Daniel Palmer, president of the Student Government Association, said the marketplace helped build collaboration among units across campus.

“This is a great way to boost morale on campus and get a lot of buy-in from people from all walks of life,” he said. The summit showed that student voices can be heard at Wright State and “our ideas will be implemented if they’re possible,” he added.

Gina Keucher, program director, student activities, is a member of the Student Academic Support Services working group, which has emphasized several student-focused projects. “At Wright State, one of the things we do best is to put our students first,” she said.

Noting that she has been at Wright State for 14 years, Keucher said she is invested in the university.

“I love the excitement that this is bringing for what we can be in the future and how we build on who we already are, embrace who we are as a university and move forward,” she said.
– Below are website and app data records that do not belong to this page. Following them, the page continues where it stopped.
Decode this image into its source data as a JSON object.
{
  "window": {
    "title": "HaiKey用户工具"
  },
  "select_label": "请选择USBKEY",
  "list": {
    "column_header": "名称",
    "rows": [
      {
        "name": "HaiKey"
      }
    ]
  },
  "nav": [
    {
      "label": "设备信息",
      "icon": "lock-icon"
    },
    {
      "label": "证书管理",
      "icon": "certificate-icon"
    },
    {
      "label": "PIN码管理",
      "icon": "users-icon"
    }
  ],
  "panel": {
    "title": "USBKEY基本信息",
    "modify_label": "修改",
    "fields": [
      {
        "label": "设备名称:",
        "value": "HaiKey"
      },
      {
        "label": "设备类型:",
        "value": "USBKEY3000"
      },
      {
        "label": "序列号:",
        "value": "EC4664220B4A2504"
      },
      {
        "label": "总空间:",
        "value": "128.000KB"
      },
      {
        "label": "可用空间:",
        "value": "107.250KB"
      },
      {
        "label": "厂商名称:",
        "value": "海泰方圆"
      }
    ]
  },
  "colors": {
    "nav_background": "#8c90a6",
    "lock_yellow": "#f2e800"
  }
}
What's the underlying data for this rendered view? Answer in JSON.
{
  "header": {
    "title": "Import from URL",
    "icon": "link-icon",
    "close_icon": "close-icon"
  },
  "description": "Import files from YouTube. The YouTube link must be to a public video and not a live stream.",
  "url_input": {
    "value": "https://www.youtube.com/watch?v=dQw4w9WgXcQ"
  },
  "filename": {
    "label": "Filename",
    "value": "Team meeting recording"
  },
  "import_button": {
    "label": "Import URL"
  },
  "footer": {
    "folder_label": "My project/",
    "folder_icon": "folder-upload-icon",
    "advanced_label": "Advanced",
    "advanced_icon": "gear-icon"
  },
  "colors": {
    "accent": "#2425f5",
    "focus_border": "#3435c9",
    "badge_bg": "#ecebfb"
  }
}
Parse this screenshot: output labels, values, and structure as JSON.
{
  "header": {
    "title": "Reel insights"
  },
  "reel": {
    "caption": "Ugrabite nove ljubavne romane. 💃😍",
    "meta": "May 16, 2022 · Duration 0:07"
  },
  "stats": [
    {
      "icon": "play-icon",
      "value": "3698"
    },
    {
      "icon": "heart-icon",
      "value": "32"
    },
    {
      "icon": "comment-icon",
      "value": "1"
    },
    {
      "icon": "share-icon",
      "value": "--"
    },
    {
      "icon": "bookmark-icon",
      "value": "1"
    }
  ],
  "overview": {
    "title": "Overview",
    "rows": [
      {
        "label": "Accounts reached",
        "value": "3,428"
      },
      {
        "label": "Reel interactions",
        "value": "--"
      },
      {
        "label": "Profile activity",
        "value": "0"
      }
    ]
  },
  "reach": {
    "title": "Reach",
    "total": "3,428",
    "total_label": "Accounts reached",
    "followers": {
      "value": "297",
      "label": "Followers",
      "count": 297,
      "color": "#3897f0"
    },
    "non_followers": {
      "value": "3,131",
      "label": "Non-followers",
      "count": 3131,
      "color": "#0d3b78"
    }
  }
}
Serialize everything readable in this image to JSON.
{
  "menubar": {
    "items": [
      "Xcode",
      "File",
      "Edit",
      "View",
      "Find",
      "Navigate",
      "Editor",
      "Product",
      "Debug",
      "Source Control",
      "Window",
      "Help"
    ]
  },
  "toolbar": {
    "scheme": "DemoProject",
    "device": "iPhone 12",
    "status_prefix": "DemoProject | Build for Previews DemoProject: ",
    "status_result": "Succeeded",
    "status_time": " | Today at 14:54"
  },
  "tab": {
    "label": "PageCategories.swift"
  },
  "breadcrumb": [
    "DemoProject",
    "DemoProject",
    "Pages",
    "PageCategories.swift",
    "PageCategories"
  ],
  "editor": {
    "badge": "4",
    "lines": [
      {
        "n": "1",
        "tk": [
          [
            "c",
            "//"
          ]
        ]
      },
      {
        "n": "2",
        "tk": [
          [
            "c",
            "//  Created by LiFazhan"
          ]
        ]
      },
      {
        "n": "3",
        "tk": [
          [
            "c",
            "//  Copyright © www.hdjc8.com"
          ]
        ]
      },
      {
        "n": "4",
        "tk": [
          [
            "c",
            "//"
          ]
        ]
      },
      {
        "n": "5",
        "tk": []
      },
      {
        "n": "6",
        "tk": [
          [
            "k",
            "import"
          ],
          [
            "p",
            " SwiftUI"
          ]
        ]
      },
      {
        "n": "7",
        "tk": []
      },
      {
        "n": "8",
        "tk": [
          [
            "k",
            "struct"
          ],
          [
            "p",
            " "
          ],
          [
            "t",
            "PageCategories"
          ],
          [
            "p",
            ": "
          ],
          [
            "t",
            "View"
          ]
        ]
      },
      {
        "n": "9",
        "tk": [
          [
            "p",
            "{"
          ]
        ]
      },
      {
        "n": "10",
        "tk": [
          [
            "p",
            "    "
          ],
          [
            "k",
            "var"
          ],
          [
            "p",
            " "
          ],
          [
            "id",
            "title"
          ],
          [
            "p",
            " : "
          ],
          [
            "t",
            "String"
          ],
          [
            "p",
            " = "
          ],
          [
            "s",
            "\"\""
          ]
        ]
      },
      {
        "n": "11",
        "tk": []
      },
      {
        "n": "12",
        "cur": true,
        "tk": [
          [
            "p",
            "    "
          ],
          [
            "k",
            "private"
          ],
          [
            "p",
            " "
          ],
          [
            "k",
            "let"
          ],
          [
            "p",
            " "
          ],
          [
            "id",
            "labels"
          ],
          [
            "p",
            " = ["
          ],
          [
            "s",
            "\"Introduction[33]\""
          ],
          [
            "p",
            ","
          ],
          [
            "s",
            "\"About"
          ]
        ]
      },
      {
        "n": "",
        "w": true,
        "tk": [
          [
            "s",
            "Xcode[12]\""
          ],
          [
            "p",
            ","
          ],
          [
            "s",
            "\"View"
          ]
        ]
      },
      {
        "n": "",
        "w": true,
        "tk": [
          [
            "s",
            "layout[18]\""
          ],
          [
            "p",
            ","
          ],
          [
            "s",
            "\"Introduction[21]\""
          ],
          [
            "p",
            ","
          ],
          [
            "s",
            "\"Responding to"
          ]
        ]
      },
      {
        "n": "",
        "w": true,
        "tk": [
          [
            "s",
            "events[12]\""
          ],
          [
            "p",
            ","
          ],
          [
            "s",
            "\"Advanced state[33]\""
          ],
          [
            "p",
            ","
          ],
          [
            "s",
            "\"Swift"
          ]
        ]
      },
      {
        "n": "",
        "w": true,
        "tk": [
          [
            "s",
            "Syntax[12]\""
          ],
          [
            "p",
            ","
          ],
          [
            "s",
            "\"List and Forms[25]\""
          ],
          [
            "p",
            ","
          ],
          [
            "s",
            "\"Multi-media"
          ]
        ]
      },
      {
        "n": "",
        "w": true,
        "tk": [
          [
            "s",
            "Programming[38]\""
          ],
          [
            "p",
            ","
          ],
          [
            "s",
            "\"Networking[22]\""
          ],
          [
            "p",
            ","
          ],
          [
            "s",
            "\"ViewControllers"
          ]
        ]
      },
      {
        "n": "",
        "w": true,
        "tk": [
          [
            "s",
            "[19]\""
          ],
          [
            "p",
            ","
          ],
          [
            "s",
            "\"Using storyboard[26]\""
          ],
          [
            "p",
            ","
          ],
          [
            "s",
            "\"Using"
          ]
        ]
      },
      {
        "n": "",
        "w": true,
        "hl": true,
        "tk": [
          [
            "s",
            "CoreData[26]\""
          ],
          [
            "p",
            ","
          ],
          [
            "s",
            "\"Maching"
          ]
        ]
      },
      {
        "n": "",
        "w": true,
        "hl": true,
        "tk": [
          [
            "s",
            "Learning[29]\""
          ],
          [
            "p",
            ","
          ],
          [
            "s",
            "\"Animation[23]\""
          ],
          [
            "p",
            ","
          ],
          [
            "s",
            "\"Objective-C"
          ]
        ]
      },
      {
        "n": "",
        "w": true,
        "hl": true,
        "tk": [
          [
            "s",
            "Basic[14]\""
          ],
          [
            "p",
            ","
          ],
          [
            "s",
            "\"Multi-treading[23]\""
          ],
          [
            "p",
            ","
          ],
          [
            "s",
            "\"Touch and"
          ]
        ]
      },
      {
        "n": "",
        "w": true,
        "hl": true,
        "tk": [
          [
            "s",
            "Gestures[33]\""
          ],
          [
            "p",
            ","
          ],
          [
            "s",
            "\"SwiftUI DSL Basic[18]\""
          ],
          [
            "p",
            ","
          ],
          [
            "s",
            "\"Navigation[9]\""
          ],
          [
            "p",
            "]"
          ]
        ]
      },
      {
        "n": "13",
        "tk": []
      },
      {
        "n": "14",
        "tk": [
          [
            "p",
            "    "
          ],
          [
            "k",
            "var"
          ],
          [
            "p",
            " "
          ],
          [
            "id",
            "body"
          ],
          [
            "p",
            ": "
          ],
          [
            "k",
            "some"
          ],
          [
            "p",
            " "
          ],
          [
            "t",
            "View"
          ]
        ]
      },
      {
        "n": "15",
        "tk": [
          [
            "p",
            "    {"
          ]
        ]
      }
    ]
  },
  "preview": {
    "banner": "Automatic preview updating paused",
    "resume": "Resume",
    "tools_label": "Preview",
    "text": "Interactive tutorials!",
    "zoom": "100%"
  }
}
The proposed project ideas are organized around the themes of collaborative delivery of services; research, innovation and entrepreneurship; strategic relationships and partnerships; teaching, learning and programming; and the Wright State experience.

Academic-focused ideas include implementing inter-collegiate undergraduate degree programs from diverse disciplines; developing a combined dining commons, kitchen, farm and food curriculum; and creating an entrepreneurship center to encourage a culture of innovation.

Some ideas focus on university operations, including providing time for employees for training, mentoring and community service; creating an environment of trust, transparency; and holding university summits.

Other working groups have proposed projects with an external focus, including establishing an office of community/corporate engagement; attracting more military personnel to enroll in classes; and opening a university welcome center.